There has been a lot of changes this year across the United States. Here are several state-specific (and some city-specific) compliance advisories for your review.
On May 2, 2018, New Jersey Governor Phil Murphy signed the New Jersey Paid Sick Leave Act (Act) into law. This Act will require all New Jersey employers to provide employees with paid sick leave effective Oct. 29, 2018. The Act preempts all existing and future local ordinances that regulate paid sick leave in the state.
This Employment Law Summary outlines Tennessee’s voluntary Drug Free Workplace Program.
This Employment Law Summary provides an overview of the provisions in Connecticut’s Fair Employment Practices Act that protect employees and applicants from employment discrimination based on pregnancy. Includes information about the amendments to these provisions that became effective as of Oct. 1, 2017.
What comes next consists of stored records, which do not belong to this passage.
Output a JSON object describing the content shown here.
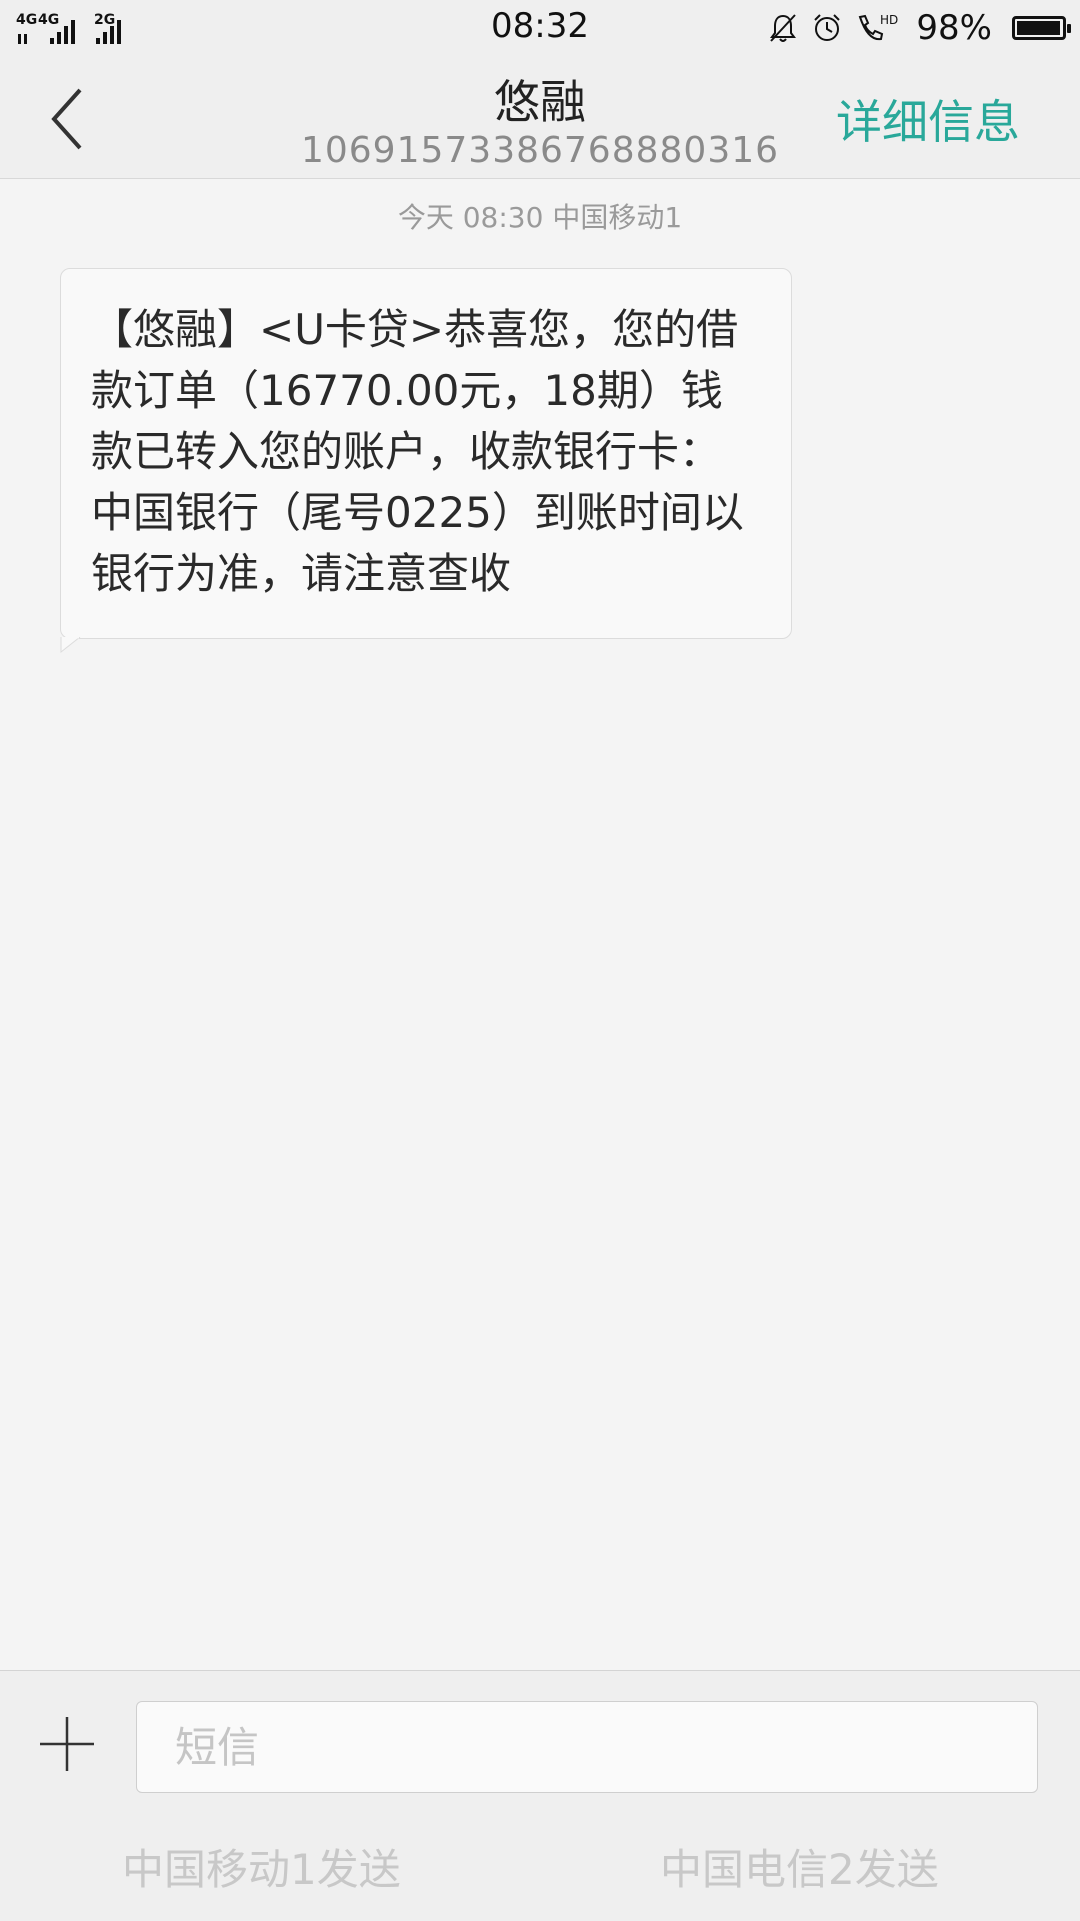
{
  "status_bar": {
    "network_1": "4G",
    "network_2": "4G",
    "network_3": "2G",
    "time": "08:32",
    "hd_label": "HD",
    "battery": "98%",
    "battery_level": 0.98
  },
  "header": {
    "title": "悠融",
    "number": "1069157338676888031​6",
    "details_label": "详细信息"
  },
  "conversation": {
    "timestamp": "今天  08:30  中国移动1",
    "messages": [
      {
        "text": "【悠融】<U卡贷>恭喜您，您的借款订单（16770.00元，18期）钱款已转入您的账户，收款银行卡：中国银行（尾号0225）到账时间以银行为准，请注意查收"
      }
    ]
  },
  "composer": {
    "placeholder": "短信",
    "send_sim1": "中国移动1发送",
    "send_sim2": "中国电信2发送"
  },
  "colors": {
    "accent": "#29a89a",
    "background": "#f4f4f4"
  },
  "icons": [
    "signal-icon",
    "mute-bell-icon",
    "alarm-icon",
    "hd-call-icon",
    "battery-icon",
    "back-arrow-icon",
    "plus-icon"
  ]
}
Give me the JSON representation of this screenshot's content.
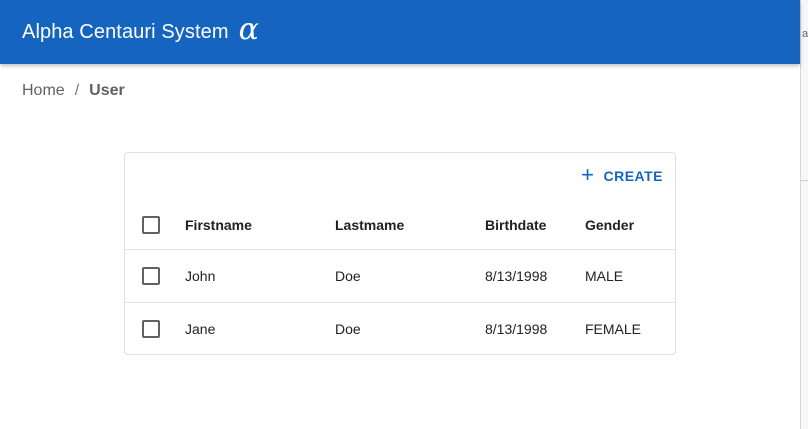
{
  "app": {
    "title": "Alpha Centauri System",
    "logo_glyph": "α"
  },
  "breadcrumb": {
    "home": "Home",
    "separator": "/",
    "current": "User"
  },
  "table": {
    "create_label": "CREATE",
    "columns": [
      "Firstname",
      "Lastmame",
      "Birthdate",
      "Gender"
    ],
    "rows": [
      {
        "firstname": "John",
        "lastname": "Doe",
        "birthdate": "8/13/1998",
        "gender": "MALE"
      },
      {
        "firstname": "Jane",
        "lastname": "Doe",
        "birthdate": "8/13/1998",
        "gender": "FEMALE"
      }
    ]
  },
  "edge": {
    "glyph": "a"
  },
  "colors": {
    "appbar": "#1565c0",
    "accent": "#1565c0"
  }
}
On April 12, 2018, the New York state legislature enacted a law that requires all employers in the state to adopt a written sexual harassment prevention policy and to provide annual sexual harassment training for employees.
The San Francisco Health Care Security Ordinance (HCSO) requires covered employers in San Francisco to spend a minimum amount of money on health care benefits for their covered employees.
This Health Care Bulletin provides an overview of the HCSO’s requirements.
This Employment Law Summary provides an overview of Massachusetts’ Pregnant Workers Fairness Act (PWFA), which went into effect on April 1, 2018.
The PWFA prohibits employment discrimination based on pregnancy and related conditions.
The Austin City Council passed an ordinance requiring Austin employers to provide employees with paid sick time, effective Oct. 1, 2018. Employers with five or fewer employees must comply with paid sick time requirements effective Oct. 1, 2020.
Illinois does not have a statewide law that requires employers to provide employees with paid sick leave.
However, effective July 1, 2018, employers located in the city of Chicago must provide employees with paid sick leave pursuant to the Chicago Minimum Wage and Paid Sick Leave Ordinance.
This Employment Law Summary provides an overview of Chicago’s paid sick leave rules.
If you need assistance with any ongoing regulations, changes in state law, or any other HR related matter, please reach out to your assigned DecisionHR Human Resources Business Partner at 1-888-828-5511.